Background: Internists play a central role in U.S. health care in treatment and diagnosis of multiple conditions and also provide preventive services. Physician performance measurement typically focuses on quality indicators for single conditions and does not reflect a comprehensive view of an internist’s practice.

Aims: To assess the feasibility of measuring quality performance across multiple conditions in an internist's practice using a Web-based tool called the Comprehensive Care Practice Improvement Module.

Methods: Trained third-party auditors abstracted 14,091 patient charts for 58 performance measures among 146 physicians. Targeted chronic conditions were hypertension, diabetes, heart disease and knee or hip osteoarthritis. Acute conditions were low back pain, urinary tract infection, upper respiratory infection and major depression. Counseling, screening and immunization constituted preventive care services. Means with reliabilities (ICC and Cronbach’s α) were computed for each measure.

Results: On average 97 patient charts were audited per practice (SD =10.9) and sufficient patients were attainable for most but not all quality measures. Mean physician performance ranged from 11% (complete foot exam for diabetics) to 86% (documented weight in chart). Process measures such as annual eye exam for diabetics could be measured reliably (R=.85) with 32 patients, whereas outcomes measures such as BP <140/90 mm Hg required more patients (n=82).

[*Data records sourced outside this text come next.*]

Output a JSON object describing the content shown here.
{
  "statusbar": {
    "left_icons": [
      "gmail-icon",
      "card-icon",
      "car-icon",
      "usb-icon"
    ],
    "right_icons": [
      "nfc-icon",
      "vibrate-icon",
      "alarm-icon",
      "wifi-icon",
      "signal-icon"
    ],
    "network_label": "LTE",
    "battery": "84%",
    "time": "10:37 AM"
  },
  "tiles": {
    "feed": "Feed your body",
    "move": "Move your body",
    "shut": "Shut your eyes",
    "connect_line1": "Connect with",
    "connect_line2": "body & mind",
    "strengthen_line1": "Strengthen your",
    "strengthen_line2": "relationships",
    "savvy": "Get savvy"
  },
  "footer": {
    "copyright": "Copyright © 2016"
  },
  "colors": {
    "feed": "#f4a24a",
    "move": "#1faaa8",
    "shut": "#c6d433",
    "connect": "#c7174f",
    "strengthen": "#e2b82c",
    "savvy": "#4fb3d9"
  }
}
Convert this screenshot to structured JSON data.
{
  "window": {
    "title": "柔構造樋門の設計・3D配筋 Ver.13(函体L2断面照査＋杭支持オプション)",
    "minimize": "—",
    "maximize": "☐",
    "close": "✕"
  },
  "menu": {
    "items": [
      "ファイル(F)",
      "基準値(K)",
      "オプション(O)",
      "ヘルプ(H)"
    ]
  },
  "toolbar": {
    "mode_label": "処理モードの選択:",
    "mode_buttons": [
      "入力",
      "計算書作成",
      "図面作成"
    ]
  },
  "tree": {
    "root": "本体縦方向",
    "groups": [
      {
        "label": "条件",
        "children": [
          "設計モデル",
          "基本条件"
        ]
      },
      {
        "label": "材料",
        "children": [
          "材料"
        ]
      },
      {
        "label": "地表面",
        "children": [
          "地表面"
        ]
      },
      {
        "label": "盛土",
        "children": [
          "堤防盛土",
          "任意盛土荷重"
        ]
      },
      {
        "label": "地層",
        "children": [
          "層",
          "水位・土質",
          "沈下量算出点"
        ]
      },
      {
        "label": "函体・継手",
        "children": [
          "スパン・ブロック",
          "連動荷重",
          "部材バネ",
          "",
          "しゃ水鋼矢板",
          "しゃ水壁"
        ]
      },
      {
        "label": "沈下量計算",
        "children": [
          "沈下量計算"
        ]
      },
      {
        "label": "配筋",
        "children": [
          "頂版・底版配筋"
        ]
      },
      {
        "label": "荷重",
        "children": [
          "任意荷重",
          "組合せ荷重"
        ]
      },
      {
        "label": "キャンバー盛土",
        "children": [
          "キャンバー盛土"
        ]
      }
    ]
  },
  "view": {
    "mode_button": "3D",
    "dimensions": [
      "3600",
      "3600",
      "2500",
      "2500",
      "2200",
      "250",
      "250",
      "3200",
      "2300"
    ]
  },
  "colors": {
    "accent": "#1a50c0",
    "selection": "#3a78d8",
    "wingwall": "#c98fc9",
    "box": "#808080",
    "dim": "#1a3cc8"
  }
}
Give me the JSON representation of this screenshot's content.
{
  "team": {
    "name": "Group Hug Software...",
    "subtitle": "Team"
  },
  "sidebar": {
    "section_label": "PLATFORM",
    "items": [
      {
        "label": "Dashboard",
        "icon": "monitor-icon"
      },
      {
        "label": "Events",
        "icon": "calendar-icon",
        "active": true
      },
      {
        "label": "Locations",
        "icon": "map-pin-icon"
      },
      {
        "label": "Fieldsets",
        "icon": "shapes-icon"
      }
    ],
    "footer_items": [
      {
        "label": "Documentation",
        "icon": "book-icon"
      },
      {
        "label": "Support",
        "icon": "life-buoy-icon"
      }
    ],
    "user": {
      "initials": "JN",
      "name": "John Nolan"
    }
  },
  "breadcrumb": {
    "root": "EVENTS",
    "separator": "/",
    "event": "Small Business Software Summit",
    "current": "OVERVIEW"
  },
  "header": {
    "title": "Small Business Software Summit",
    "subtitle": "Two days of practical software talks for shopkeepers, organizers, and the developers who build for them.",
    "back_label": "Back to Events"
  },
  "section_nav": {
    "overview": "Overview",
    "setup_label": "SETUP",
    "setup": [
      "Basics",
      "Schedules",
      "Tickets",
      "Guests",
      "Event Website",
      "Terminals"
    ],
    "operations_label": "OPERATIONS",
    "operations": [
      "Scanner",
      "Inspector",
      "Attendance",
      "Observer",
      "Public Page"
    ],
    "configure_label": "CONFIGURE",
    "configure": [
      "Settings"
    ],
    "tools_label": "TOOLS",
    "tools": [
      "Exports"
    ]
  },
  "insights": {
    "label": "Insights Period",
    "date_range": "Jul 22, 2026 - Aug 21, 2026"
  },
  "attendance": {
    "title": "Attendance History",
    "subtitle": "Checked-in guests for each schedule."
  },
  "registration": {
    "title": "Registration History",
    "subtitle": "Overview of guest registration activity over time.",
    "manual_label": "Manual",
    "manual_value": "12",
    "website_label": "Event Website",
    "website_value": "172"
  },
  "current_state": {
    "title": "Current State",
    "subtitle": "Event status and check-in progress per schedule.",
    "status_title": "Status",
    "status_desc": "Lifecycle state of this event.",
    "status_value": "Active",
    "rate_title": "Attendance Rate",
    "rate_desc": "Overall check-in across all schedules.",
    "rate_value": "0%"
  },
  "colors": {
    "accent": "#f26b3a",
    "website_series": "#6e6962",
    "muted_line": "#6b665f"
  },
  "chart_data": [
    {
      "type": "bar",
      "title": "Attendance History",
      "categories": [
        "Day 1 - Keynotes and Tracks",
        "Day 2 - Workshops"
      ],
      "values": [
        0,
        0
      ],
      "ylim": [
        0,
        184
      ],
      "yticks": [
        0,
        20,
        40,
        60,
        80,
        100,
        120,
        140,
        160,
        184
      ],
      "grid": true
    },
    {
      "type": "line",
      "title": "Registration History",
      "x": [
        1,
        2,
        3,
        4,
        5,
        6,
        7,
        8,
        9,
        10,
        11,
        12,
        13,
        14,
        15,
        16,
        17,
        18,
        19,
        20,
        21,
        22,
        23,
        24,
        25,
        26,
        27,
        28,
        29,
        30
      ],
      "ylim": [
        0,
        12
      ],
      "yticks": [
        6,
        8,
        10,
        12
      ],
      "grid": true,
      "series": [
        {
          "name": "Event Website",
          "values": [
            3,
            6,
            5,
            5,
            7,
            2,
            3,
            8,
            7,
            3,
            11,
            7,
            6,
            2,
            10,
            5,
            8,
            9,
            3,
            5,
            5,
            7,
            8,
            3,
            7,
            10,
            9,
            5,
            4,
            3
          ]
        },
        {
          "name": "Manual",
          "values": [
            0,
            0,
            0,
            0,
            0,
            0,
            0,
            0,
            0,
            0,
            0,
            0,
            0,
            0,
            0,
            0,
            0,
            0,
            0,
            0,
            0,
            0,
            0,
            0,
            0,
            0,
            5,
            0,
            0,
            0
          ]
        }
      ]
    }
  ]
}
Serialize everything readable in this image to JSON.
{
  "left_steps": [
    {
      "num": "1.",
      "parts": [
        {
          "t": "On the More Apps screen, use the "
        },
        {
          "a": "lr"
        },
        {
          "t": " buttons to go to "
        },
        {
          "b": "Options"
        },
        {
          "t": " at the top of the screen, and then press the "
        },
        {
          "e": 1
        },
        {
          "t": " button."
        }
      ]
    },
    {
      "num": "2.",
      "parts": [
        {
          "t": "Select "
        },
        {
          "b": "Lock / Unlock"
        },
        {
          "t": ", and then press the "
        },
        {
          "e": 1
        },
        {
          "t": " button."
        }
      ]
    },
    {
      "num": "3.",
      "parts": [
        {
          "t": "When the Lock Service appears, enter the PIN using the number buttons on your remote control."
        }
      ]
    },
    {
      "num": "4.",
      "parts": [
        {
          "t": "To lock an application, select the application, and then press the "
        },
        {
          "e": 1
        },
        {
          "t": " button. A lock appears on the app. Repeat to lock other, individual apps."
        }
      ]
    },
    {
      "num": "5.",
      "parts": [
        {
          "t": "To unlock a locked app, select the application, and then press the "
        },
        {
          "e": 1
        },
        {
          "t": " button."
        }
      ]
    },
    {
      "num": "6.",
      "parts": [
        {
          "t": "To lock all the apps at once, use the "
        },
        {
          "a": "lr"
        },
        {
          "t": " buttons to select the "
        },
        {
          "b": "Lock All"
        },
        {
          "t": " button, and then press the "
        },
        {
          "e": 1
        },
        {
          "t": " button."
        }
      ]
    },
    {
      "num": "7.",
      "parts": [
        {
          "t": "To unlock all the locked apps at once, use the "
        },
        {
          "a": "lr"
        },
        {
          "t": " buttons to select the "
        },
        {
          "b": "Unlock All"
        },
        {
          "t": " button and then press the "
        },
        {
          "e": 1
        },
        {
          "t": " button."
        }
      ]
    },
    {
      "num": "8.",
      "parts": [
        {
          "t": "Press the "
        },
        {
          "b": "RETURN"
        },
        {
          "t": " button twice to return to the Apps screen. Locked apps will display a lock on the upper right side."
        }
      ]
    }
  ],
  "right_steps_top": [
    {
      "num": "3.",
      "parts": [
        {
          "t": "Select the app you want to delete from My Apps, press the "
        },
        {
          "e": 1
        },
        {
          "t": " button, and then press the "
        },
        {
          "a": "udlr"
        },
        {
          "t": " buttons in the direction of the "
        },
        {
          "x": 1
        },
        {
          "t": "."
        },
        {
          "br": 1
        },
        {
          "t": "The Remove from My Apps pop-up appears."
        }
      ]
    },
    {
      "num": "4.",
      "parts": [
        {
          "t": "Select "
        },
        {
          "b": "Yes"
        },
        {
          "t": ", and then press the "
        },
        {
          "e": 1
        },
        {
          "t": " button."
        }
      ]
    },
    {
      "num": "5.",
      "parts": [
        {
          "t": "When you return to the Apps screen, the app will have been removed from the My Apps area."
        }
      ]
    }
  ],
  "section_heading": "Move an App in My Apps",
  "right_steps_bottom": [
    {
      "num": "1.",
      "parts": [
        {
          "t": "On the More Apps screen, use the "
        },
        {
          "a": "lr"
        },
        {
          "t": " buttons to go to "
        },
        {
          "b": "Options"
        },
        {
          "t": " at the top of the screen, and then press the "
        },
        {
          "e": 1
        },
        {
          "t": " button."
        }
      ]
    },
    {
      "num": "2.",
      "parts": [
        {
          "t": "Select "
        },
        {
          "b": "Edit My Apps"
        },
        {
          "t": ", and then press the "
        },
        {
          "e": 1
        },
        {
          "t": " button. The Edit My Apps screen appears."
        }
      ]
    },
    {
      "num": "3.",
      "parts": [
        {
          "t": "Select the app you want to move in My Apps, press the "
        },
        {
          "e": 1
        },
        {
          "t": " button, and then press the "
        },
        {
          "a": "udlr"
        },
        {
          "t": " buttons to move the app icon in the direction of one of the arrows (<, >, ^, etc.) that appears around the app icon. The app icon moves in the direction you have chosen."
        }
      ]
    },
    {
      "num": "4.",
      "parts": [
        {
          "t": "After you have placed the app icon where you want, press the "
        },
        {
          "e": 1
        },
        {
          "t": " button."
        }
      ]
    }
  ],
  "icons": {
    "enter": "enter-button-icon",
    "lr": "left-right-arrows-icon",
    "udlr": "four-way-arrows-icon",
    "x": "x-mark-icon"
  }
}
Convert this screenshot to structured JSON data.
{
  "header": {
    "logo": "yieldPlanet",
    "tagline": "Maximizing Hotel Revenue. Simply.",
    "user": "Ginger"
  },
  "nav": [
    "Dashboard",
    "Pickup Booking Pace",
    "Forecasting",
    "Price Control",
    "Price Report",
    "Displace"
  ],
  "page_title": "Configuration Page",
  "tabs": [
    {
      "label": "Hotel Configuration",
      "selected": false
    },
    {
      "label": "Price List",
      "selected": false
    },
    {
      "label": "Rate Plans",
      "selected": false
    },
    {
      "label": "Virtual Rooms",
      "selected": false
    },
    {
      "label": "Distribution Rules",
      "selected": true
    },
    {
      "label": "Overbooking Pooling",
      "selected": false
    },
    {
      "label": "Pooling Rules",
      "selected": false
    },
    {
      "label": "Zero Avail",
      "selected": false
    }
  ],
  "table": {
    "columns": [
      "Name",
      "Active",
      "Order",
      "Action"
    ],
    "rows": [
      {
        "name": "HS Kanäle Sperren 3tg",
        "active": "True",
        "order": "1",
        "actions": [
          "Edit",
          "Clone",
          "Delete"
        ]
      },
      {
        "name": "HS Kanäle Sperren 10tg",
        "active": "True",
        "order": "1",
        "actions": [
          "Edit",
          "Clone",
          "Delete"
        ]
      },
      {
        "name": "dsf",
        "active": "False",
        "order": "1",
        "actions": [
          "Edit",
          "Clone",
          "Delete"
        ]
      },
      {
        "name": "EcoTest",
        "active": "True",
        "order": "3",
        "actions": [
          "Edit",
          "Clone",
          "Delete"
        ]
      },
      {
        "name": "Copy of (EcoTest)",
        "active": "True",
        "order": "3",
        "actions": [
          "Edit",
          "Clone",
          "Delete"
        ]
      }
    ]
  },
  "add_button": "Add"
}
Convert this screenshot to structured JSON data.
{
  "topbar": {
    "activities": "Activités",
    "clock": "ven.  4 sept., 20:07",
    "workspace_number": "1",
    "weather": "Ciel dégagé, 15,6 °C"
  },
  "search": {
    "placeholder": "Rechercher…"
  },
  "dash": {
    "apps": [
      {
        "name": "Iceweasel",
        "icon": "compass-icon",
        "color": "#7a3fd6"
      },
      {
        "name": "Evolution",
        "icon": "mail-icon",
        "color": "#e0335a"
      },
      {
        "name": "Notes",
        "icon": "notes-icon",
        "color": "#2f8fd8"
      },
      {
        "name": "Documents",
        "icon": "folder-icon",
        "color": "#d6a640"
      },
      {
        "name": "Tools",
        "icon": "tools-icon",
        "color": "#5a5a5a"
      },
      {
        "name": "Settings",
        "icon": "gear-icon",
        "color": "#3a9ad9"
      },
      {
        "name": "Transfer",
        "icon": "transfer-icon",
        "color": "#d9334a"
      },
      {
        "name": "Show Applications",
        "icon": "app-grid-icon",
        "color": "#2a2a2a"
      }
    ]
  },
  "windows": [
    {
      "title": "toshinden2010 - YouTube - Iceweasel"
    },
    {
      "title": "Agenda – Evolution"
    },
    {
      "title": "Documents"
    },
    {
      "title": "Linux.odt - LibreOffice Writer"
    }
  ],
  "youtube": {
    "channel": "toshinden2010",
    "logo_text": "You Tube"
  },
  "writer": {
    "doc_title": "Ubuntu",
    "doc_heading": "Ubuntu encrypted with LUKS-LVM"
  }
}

Conclusion: It is feasible to reliably measure quality performance in a comprehensive care practice for most but not all conditions. Performance varied widely across conditions within and between physicians. More research on combining measures into composites to increase reliability of the comprehensive assessment is needed.

For more information about this presentation, please contact Research@abim.org.